“I don’t even remember Vince running for that many yards,” said head coach Mack Brown, forgetting about Young’s visit to Oklahoma State in 2005 when he rushed for 267 yards.

But to simulate Martinez’s abilities in practice, the coaches have utilized athletic scout team receiver Brock Fitzhenry, who played quarterback at Giddings High School. Fitzhenry has quite a resume — in 2008, as a senior at Giddings, he rushed for 9.2 yards per carry, and his 36 100-yard rushing games rank ninth in Texas high school football history.

“Brock does a good job for us, but it’s tough to simulate Martinez,” said defensive coordinator Will Muschamp. “He’s a great player who’s not only quick, but he’s very fast as well.”

Static depth chart

Despite losing consecutive games, the Texas coaches didn’t make many changes in the depth chart.

Freshman receiver Mike Davis, one of Texas’ most reliable playmakers early in the season, is probable for the game. Davis suffered a knee injury in the loss to UCLA and was unable to play against Oklahoma, but he’s listed as one of the either/or starters at flanker, along with seniors John Chiles and James Kirkendoll.

After a solid game against Oklahoma where he rushed for 53 yards on nine carries, junior Fozzy Whittaker is still the starter at running back.

On defense, sophomore Alex Okafor solidified his starting spot at defensive tackle on the inside with Randall.

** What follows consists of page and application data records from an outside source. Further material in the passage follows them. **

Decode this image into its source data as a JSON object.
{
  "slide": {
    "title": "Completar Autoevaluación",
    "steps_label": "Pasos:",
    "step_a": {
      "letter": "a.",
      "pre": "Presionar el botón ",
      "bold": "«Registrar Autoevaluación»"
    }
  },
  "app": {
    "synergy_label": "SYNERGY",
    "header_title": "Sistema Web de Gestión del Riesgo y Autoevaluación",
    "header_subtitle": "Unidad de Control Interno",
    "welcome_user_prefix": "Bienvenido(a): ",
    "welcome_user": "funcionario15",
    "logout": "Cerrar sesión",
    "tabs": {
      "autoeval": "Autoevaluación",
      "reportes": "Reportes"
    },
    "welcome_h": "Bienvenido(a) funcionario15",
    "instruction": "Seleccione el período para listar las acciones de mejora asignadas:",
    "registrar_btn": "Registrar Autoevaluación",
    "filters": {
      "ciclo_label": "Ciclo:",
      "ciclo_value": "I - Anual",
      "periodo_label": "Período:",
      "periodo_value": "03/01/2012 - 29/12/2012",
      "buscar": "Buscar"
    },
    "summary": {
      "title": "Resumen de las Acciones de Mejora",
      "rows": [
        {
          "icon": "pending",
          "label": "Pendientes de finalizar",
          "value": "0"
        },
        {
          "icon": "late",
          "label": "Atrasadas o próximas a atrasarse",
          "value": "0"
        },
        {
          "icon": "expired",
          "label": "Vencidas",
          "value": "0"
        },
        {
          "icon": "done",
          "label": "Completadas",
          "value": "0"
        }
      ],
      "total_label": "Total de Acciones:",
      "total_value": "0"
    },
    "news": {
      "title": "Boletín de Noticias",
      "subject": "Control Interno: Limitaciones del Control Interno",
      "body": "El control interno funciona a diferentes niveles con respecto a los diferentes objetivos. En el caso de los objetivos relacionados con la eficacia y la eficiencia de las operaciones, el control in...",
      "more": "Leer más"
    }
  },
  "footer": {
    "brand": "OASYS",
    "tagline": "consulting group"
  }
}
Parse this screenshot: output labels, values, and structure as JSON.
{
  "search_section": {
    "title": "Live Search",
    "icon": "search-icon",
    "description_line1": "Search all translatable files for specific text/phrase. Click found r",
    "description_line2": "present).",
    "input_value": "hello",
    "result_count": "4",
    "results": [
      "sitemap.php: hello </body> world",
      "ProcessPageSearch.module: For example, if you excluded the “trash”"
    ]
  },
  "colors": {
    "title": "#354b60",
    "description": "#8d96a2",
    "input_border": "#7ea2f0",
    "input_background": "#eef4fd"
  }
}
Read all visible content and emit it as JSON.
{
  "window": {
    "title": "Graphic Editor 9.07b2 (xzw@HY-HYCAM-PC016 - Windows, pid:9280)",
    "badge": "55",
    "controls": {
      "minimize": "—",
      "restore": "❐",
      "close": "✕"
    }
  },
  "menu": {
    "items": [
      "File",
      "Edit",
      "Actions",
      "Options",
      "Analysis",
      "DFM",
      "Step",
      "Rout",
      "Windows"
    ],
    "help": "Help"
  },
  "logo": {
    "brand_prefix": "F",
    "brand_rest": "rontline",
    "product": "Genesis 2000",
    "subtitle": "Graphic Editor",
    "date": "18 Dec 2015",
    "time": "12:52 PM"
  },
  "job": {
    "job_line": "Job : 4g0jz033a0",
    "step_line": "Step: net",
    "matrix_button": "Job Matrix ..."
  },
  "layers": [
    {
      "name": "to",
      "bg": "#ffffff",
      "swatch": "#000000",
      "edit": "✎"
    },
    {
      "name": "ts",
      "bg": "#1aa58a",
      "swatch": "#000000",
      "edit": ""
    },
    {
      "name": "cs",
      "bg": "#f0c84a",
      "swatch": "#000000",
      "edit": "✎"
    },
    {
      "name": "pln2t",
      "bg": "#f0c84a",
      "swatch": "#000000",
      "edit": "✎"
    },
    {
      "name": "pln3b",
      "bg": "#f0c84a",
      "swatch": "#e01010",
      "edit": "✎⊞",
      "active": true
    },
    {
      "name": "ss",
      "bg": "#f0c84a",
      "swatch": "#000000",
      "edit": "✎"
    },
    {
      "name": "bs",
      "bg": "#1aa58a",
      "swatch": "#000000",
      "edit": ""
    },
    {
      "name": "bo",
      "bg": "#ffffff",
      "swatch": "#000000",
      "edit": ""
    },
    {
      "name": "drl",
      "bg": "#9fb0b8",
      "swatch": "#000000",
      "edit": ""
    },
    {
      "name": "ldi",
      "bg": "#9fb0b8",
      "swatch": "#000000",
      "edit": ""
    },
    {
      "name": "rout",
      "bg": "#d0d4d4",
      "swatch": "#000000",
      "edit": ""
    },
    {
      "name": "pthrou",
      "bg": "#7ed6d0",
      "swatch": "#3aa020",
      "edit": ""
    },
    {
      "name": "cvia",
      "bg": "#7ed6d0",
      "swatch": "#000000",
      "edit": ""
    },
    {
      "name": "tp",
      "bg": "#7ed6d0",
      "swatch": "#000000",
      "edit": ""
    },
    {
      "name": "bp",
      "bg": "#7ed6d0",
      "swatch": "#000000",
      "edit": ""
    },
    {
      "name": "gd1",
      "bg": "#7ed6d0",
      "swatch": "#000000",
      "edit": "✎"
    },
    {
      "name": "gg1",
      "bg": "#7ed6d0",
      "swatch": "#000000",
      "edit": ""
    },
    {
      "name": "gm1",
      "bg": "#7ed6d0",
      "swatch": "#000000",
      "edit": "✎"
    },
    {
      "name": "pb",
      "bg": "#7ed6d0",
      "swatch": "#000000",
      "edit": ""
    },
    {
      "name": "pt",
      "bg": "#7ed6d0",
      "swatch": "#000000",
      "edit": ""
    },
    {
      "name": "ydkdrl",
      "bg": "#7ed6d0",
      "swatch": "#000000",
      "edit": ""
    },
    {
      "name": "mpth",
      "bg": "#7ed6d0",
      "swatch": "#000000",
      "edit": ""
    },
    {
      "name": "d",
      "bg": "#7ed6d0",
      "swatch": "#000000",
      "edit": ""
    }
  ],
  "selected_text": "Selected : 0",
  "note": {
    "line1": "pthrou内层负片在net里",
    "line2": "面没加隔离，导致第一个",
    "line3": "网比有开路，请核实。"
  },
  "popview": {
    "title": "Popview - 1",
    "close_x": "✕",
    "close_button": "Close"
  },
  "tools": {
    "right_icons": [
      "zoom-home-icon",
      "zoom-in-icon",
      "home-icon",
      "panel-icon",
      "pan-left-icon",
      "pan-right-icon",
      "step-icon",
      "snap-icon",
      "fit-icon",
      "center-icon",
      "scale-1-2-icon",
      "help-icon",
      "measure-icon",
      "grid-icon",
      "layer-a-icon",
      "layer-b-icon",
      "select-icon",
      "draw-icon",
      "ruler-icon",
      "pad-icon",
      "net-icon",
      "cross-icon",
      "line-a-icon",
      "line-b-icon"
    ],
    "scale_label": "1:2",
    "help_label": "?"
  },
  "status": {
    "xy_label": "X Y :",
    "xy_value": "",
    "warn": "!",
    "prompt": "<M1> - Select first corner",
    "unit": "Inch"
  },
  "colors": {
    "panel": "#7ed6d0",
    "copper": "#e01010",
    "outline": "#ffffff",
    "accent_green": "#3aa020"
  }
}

Muschamp praised Okafor’s progression and feels he gives the Longhorns the best chance to stop a Nebraska run game that averages 337.6 yards per game and ranks second in the nation.

“He’s improving every day,” Muschamp said. “He’s a guy who’s a really good athlete with a great attitude and work ethic, and he’s got a lot of potential for us in there.”